Dietary folate intake in US adults: findings from the third National Health and Nutrition Examination Survey.Ethn Dis. 1998 Autumn; 8(3):299-305.ED

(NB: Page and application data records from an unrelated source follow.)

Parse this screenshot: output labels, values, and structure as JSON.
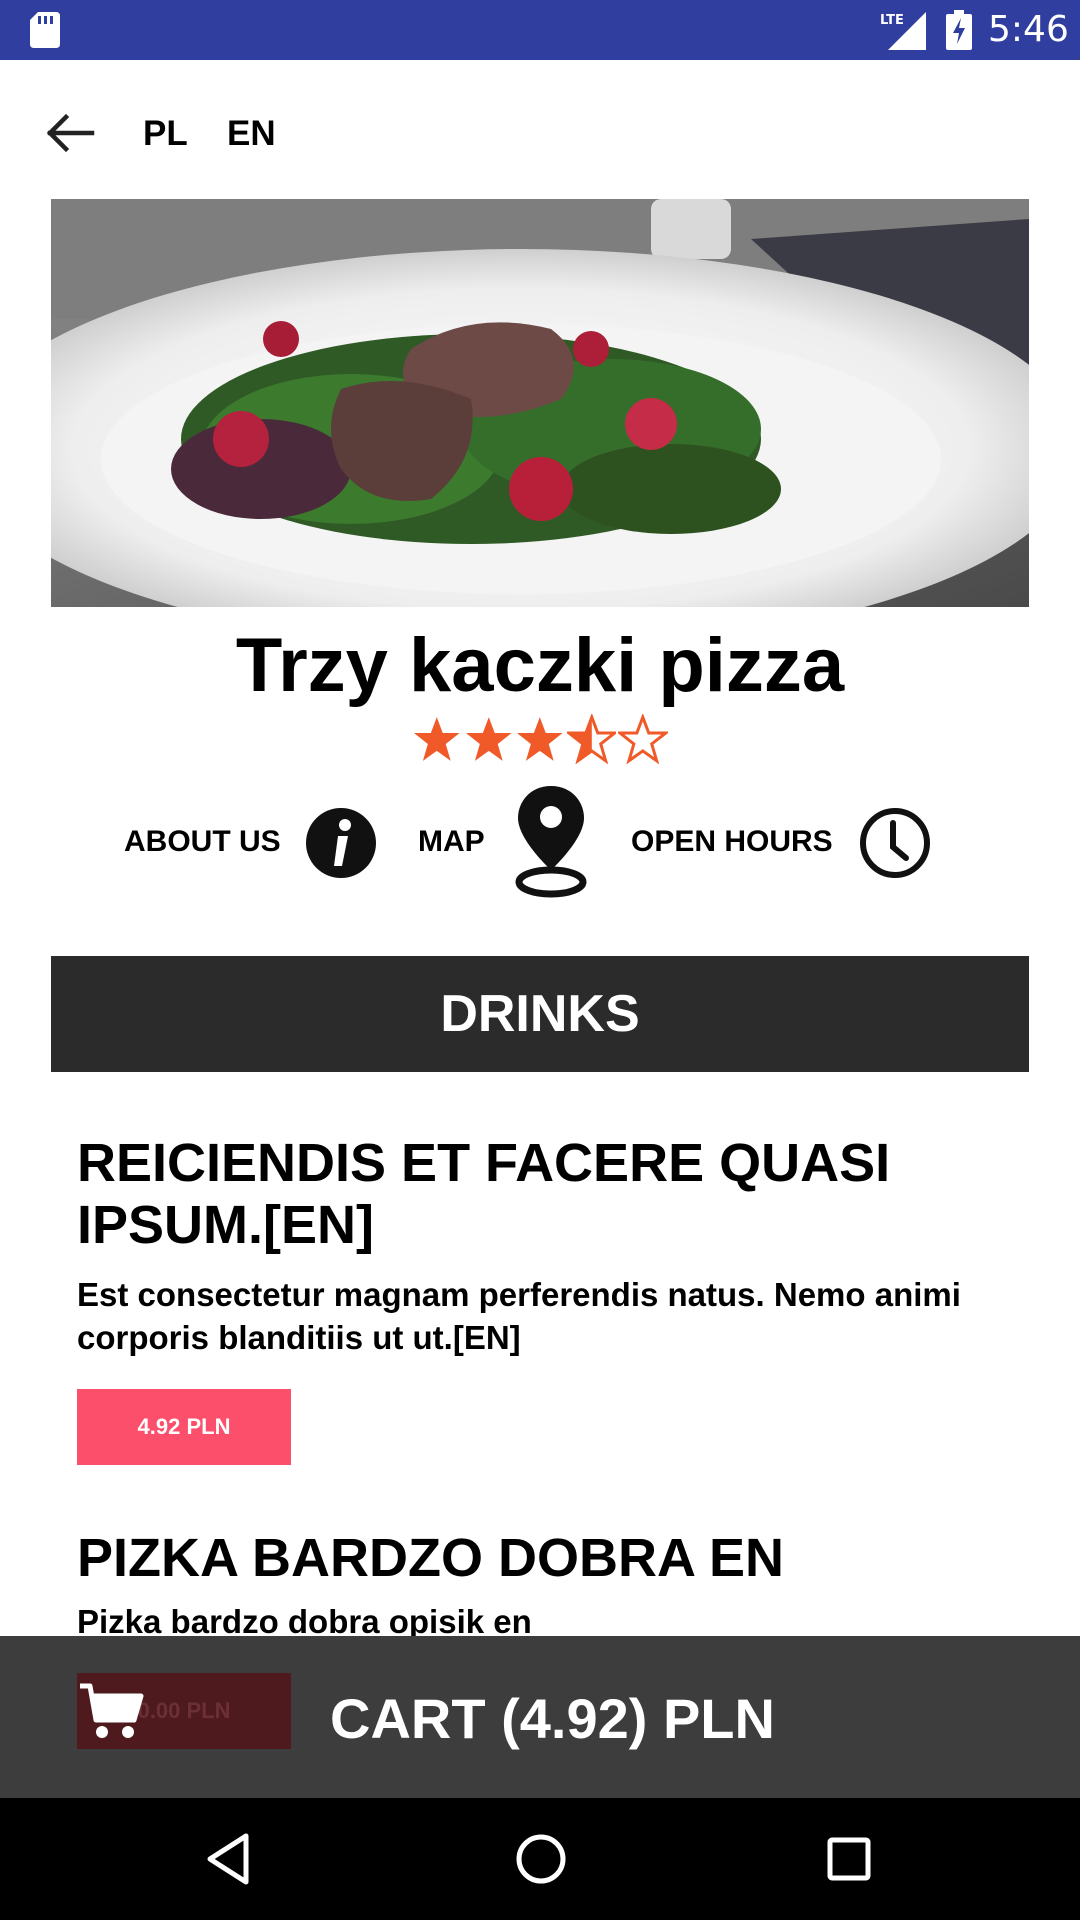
{
  "status_bar": {
    "time": "5:46",
    "network": "LTE",
    "color": "#303f9f",
    "icons": [
      "sd-card-icon",
      "lte-signal-icon",
      "battery-charging-icon"
    ]
  },
  "header": {
    "back_icon": "arrow-left-icon",
    "languages": [
      "PL",
      "EN"
    ]
  },
  "restaurant": {
    "name": "Trzy kaczki pizza",
    "rating": 3.5,
    "rating_max": 5,
    "star_color": "#f05a28"
  },
  "info": {
    "about_label": "ABOUT US",
    "about_icon": "info-icon",
    "map_label": "MAP",
    "map_icon": "map-pin-icon",
    "hours_label": "OPEN HOURS",
    "hours_icon": "clock-icon"
  },
  "menu": {
    "category": "DRINKS",
    "items": [
      {
        "title": "REICIENDIS ET FACERE QUASI IPSUM.[EN]",
        "description": "Est consectetur magnam perferendis natus. Nemo animi corporis blanditiis ut ut.[EN]",
        "price": "4.92 PLN"
      },
      {
        "title": "PIZKA BARDZO DOBRA EN",
        "description": "Pizka bardzo dobra opisik en",
        "price": "0.00 PLN"
      }
    ]
  },
  "cart": {
    "icon": "shopping-cart-icon",
    "label": "CART (4.92) PLN"
  },
  "nav_bar": {
    "icons": [
      "nav-back-icon",
      "nav-home-icon",
      "nav-recents-icon"
    ]
  },
  "colors": {
    "price_button": "#fb4f6b",
    "banner": "#2b2b2b",
    "cart_bar": "#3d3d3d"
  }
}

To estimate the dietary intake of folate in the US population, we used data from the first phase of the third National Health and Nutrition Examination Survey (NHANES III) conducted from 1988 through 1991. Using data from a single 24-hour dietary recall, the mean intake for the population aged 17 years and older was 283.4 microg/day (standard error [SE] 3.8). After correcting for a single 24-hour dietary recall, 70.0% (SE 1.1%) met the current recommended dietary allowance (RDA) for folate. Because data on intake of nutritional supplements were not available, it is likely that a higher proportion of the United States population met the RDA for folate. Folate intake was not uniform in the population: men had higher intakes than women, and African Americans had lower intakes than persons of other races. African-American men had lower absolute folate intakes than white men (P=0.001) or Mexican-American men (P=0.002). African-American women had the lowest folate intakes among women (P<0.001 for white women, P=0.006 for Mexican-American women, and P=0.003 for other women). When folate intakes were expressed as mg per 1,000 calories, the results were very similar. Because of methodologic differences in administering the 24-hour dietary recalls in NHANES II and NHANES III, it is unclear whether increases in dietary folate consumption have occurred since NHANES II, which was conducted during 1976-80, and the Continuing Survey of Food Intake by Individuals, which was conducted during 1985-86. The low dietary consumption of folate by African Americans, if confirmed, suggests the need for public health strategies to increase consumption of folate among this group.